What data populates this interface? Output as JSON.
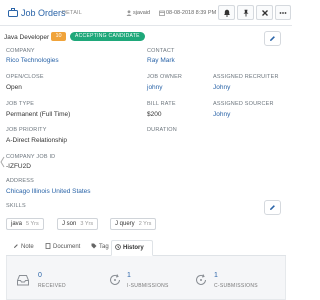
{
  "header": {
    "title": "Job Orders",
    "subtitle": "DETAIL",
    "user": "sjavaid",
    "date": "08-08-2018 8:39 PM",
    "buttons": [
      "bell-icon",
      "pin-icon",
      "close-icon",
      "more-icon"
    ]
  },
  "job": {
    "position_title": "Java Developer",
    "openings_count": "10",
    "status": "ACCEPTING CANDIDATE"
  },
  "details": {
    "company_label": "COMPANY",
    "company": "Rico Technologies",
    "contact_label": "CONTACT",
    "contact": "Ray Mark",
    "open_close_label": "OPEN/CLOSE",
    "open_close": "Open",
    "job_owner_label": "JOB OWNER",
    "job_owner": "johny",
    "assigned_recruiter_label": "ASSIGNED RECRUITER",
    "assigned_recruiter": "Johny",
    "job_type_label": "JOB TYPE",
    "job_type": "Permanent (Full Time)",
    "bill_rate_label": "BILL RATE",
    "bill_rate": "$200",
    "assigned_sourcer_label": "ASSIGNED SOURCER",
    "assigned_sourcer": "Johny",
    "job_priority_label": "JOB PRIORITY",
    "job_priority": "A-Direct Relationship",
    "duration_label": "DURATION",
    "company_job_id_label": "COMPANY JOB ID",
    "company_job_id": "-IZFU2D",
    "address_label": "ADDRESS",
    "address": "Chicago Illinois United States",
    "skills_label": "SKILLS"
  },
  "skills": [
    {
      "name": "java",
      "years": "5 Yrs"
    },
    {
      "name": "J son",
      "years": "3 Yrs"
    },
    {
      "name": "J query",
      "years": "2 Yrs"
    }
  ],
  "tabs": [
    {
      "label": "Note",
      "icon": "note-icon"
    },
    {
      "label": "Document",
      "icon": "document-icon"
    },
    {
      "label": "Tag",
      "icon": "tag-icon"
    },
    {
      "label": "History",
      "icon": "history-icon",
      "active": true
    }
  ],
  "stats": [
    {
      "value": "0",
      "label": "RECEIVED",
      "icon": "inbox-icon"
    },
    {
      "value": "1",
      "label": "I-SUBMISSIONS",
      "icon": "refresh-icon"
    },
    {
      "value": "1",
      "label": "C-SUBMISSIONS",
      "icon": "refresh-icon"
    }
  ],
  "colors": {
    "link": "#2a64a8",
    "badge": "#f0a33a",
    "status": "#1fa87a"
  }
}
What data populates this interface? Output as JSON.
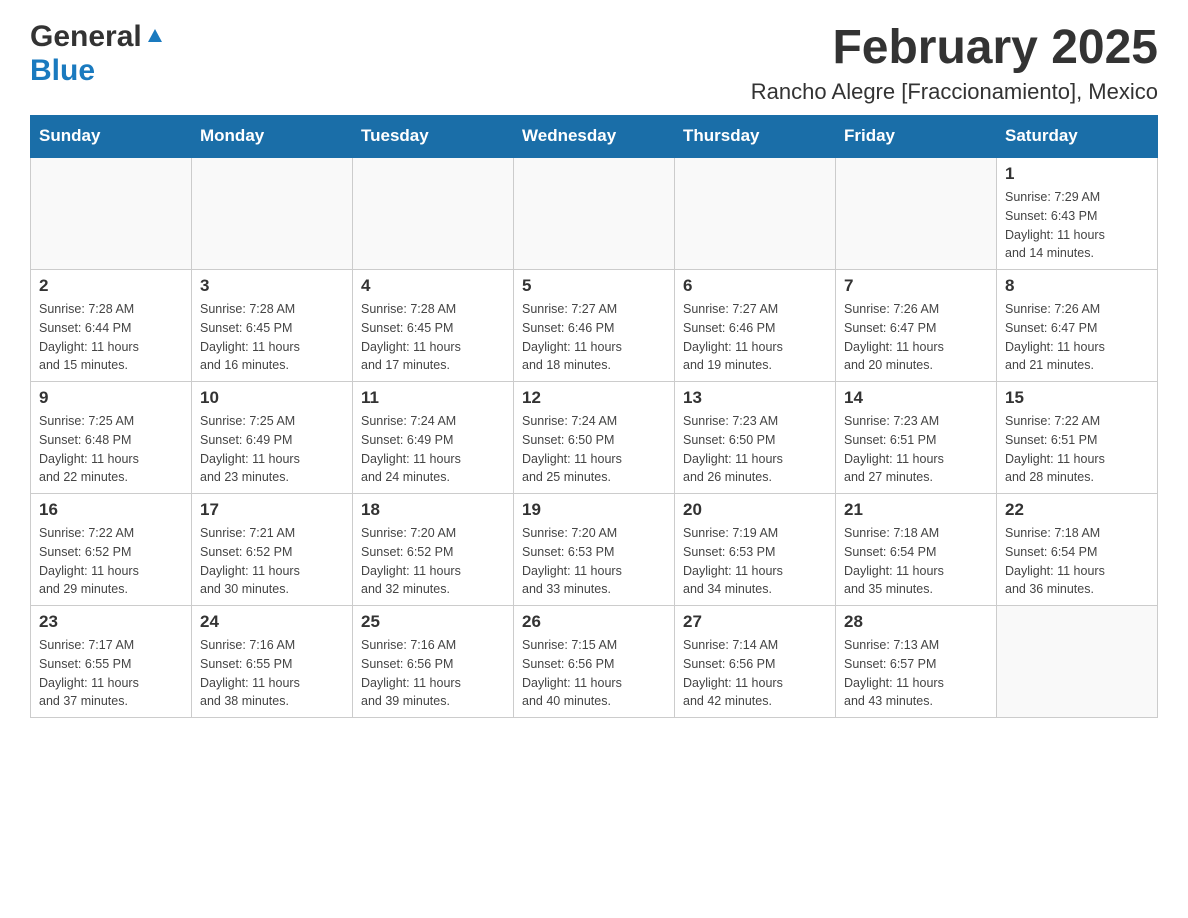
{
  "logo": {
    "general": "General",
    "blue": "Blue"
  },
  "header": {
    "month_year": "February 2025",
    "location": "Rancho Alegre [Fraccionamiento], Mexico"
  },
  "days_of_week": [
    "Sunday",
    "Monday",
    "Tuesday",
    "Wednesday",
    "Thursday",
    "Friday",
    "Saturday"
  ],
  "weeks": [
    [
      {
        "day": "",
        "info": ""
      },
      {
        "day": "",
        "info": ""
      },
      {
        "day": "",
        "info": ""
      },
      {
        "day": "",
        "info": ""
      },
      {
        "day": "",
        "info": ""
      },
      {
        "day": "",
        "info": ""
      },
      {
        "day": "1",
        "info": "Sunrise: 7:29 AM\nSunset: 6:43 PM\nDaylight: 11 hours\nand 14 minutes."
      }
    ],
    [
      {
        "day": "2",
        "info": "Sunrise: 7:28 AM\nSunset: 6:44 PM\nDaylight: 11 hours\nand 15 minutes."
      },
      {
        "day": "3",
        "info": "Sunrise: 7:28 AM\nSunset: 6:45 PM\nDaylight: 11 hours\nand 16 minutes."
      },
      {
        "day": "4",
        "info": "Sunrise: 7:28 AM\nSunset: 6:45 PM\nDaylight: 11 hours\nand 17 minutes."
      },
      {
        "day": "5",
        "info": "Sunrise: 7:27 AM\nSunset: 6:46 PM\nDaylight: 11 hours\nand 18 minutes."
      },
      {
        "day": "6",
        "info": "Sunrise: 7:27 AM\nSunset: 6:46 PM\nDaylight: 11 hours\nand 19 minutes."
      },
      {
        "day": "7",
        "info": "Sunrise: 7:26 AM\nSunset: 6:47 PM\nDaylight: 11 hours\nand 20 minutes."
      },
      {
        "day": "8",
        "info": "Sunrise: 7:26 AM\nSunset: 6:47 PM\nDaylight: 11 hours\nand 21 minutes."
      }
    ],
    [
      {
        "day": "9",
        "info": "Sunrise: 7:25 AM\nSunset: 6:48 PM\nDaylight: 11 hours\nand 22 minutes."
      },
      {
        "day": "10",
        "info": "Sunrise: 7:25 AM\nSunset: 6:49 PM\nDaylight: 11 hours\nand 23 minutes."
      },
      {
        "day": "11",
        "info": "Sunrise: 7:24 AM\nSunset: 6:49 PM\nDaylight: 11 hours\nand 24 minutes."
      },
      {
        "day": "12",
        "info": "Sunrise: 7:24 AM\nSunset: 6:50 PM\nDaylight: 11 hours\nand 25 minutes."
      },
      {
        "day": "13",
        "info": "Sunrise: 7:23 AM\nSunset: 6:50 PM\nDaylight: 11 hours\nand 26 minutes."
      },
      {
        "day": "14",
        "info": "Sunrise: 7:23 AM\nSunset: 6:51 PM\nDaylight: 11 hours\nand 27 minutes."
      },
      {
        "day": "15",
        "info": "Sunrise: 7:22 AM\nSunset: 6:51 PM\nDaylight: 11 hours\nand 28 minutes."
      }
    ],
    [
      {
        "day": "16",
        "info": "Sunrise: 7:22 AM\nSunset: 6:52 PM\nDaylight: 11 hours\nand 29 minutes."
      },
      {
        "day": "17",
        "info": "Sunrise: 7:21 AM\nSunset: 6:52 PM\nDaylight: 11 hours\nand 30 minutes."
      },
      {
        "day": "18",
        "info": "Sunrise: 7:20 AM\nSunset: 6:52 PM\nDaylight: 11 hours\nand 32 minutes."
      },
      {
        "day": "19",
        "info": "Sunrise: 7:20 AM\nSunset: 6:53 PM\nDaylight: 11 hours\nand 33 minutes."
      },
      {
        "day": "20",
        "info": "Sunrise: 7:19 AM\nSunset: 6:53 PM\nDaylight: 11 hours\nand 34 minutes."
      },
      {
        "day": "21",
        "info": "Sunrise: 7:18 AM\nSunset: 6:54 PM\nDaylight: 11 hours\nand 35 minutes."
      },
      {
        "day": "22",
        "info": "Sunrise: 7:18 AM\nSunset: 6:54 PM\nDaylight: 11 hours\nand 36 minutes."
      }
    ],
    [
      {
        "day": "23",
        "info": "Sunrise: 7:17 AM\nSunset: 6:55 PM\nDaylight: 11 hours\nand 37 minutes."
      },
      {
        "day": "24",
        "info": "Sunrise: 7:16 AM\nSunset: 6:55 PM\nDaylight: 11 hours\nand 38 minutes."
      },
      {
        "day": "25",
        "info": "Sunrise: 7:16 AM\nSunset: 6:56 PM\nDaylight: 11 hours\nand 39 minutes."
      },
      {
        "day": "26",
        "info": "Sunrise: 7:15 AM\nSunset: 6:56 PM\nDaylight: 11 hours\nand 40 minutes."
      },
      {
        "day": "27",
        "info": "Sunrise: 7:14 AM\nSunset: 6:56 PM\nDaylight: 11 hours\nand 42 minutes."
      },
      {
        "day": "28",
        "info": "Sunrise: 7:13 AM\nSunset: 6:57 PM\nDaylight: 11 hours\nand 43 minutes."
      },
      {
        "day": "",
        "info": ""
      }
    ]
  ]
}
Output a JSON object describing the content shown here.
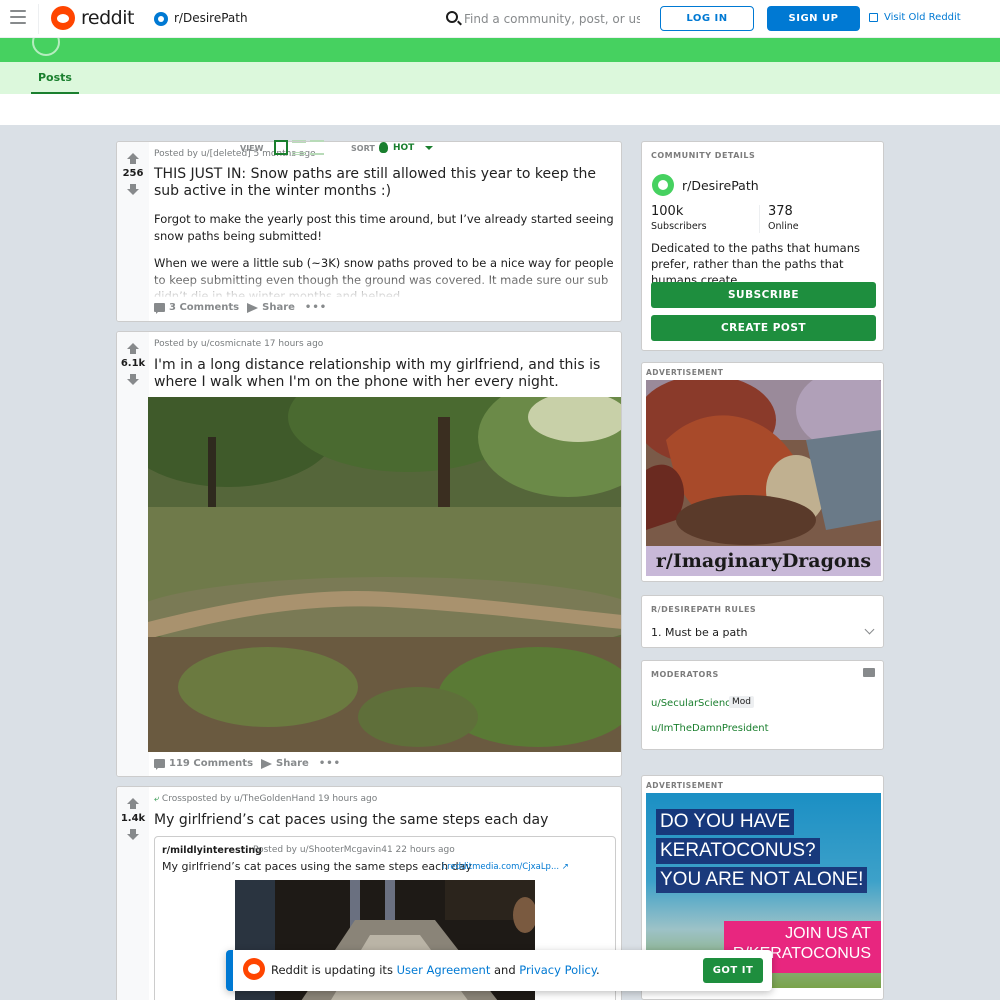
{
  "header": {
    "logo_text": "reddit",
    "subreddit": "r/DesirePath",
    "search_placeholder": "Find a community, post, or user",
    "login_label": "LOG IN",
    "signup_label": "SIGN UP",
    "old_reddit_label": "Visit Old Reddit"
  },
  "tabs": {
    "posts_label": "Posts"
  },
  "view_sort": {
    "view_label": "VIEW",
    "sort_label": "SORT",
    "sort_value": "HOT"
  },
  "posts": [
    {
      "score": "256",
      "meta": "Posted by u/[deleted] 5 months ago",
      "title": "THIS JUST IN: Snow paths are still allowed this year to keep the sub active in the winter months :)",
      "body": [
        "Forgot to make the yearly post this time around, but I’ve already started seeing snow paths being submitted!",
        "When we were a little sub (~3K) snow paths proved to be a nice way for people to keep submitting even though the ground was covered. It made sure our sub didn’t die in the winter months and helped"
      ],
      "comments": "3 Comments",
      "share": "Share"
    },
    {
      "score": "6.1k",
      "meta": "Posted by u/cosmicnate 17 hours ago",
      "title": "I'm in a long distance relationship with my girlfriend, and this is where I walk when I'm on the phone with her every night.",
      "comments": "119 Comments",
      "share": "Share"
    },
    {
      "score": "1.4k",
      "meta": "Crossposted by u/TheGoldenHand 19 hours ago",
      "title": "My girlfriend’s cat paces using the same steps each day",
      "crosspost": {
        "subreddit": "r/mildlyinteresting",
        "meta": "Posted by u/ShooterMcgavin41 22 hours ago",
        "title": "My girlfriend’s cat paces using the same steps each day",
        "link": "i.redditmedia.com/CjxaLp..."
      }
    }
  ],
  "sidebar": {
    "community": {
      "heading": "COMMUNITY DETAILS",
      "name": "r/DesirePath",
      "subscribers_value": "100k",
      "subscribers_label": "Subscribers",
      "online_value": "378",
      "online_label": "Online",
      "description": "Dedicated to the paths that humans prefer, rather than the paths that humans create.",
      "subscribe_label": "SUBSCRIBE",
      "create_post_label": "CREATE POST"
    },
    "ad1": {
      "label": "ADVERTISEMENT",
      "caption": "r/ImaginaryDragons"
    },
    "rules": {
      "heading": "R/DESIREPATH RULES",
      "items": [
        "1. Must be a path"
      ]
    },
    "moderators": {
      "heading": "MODERATORS",
      "items": [
        {
          "name": "u/SecularScience",
          "flair": "Mod"
        },
        {
          "name": "u/ImTheDamnPresident",
          "flair": ""
        }
      ]
    },
    "ad2": {
      "label": "ADVERTISEMENT",
      "lines": [
        "DO YOU HAVE",
        "KERATOCONUS?",
        "YOU ARE NOT ALONE!"
      ],
      "join_lines": [
        "JOIN US AT",
        "R/KERATOCONUS"
      ]
    }
  },
  "toast": {
    "prefix": "Reddit is updating its",
    "link1": "User Agreement",
    "and": "and",
    "link2": "Privacy Policy",
    "suffix": ".",
    "button": "GOT IT"
  }
}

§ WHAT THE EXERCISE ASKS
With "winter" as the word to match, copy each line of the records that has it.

§ ANSWER TO THIS PROBLEM
      "title": "THIS JUST IN: Snow paths are still allowed this year to keep the sub active in the winter months :)",
        "When we were a little sub (~3K) snow paths proved to be a nice way for people to keep submitting even though the ground was covered. It made sure our sub didn’t die in the winter months and helped"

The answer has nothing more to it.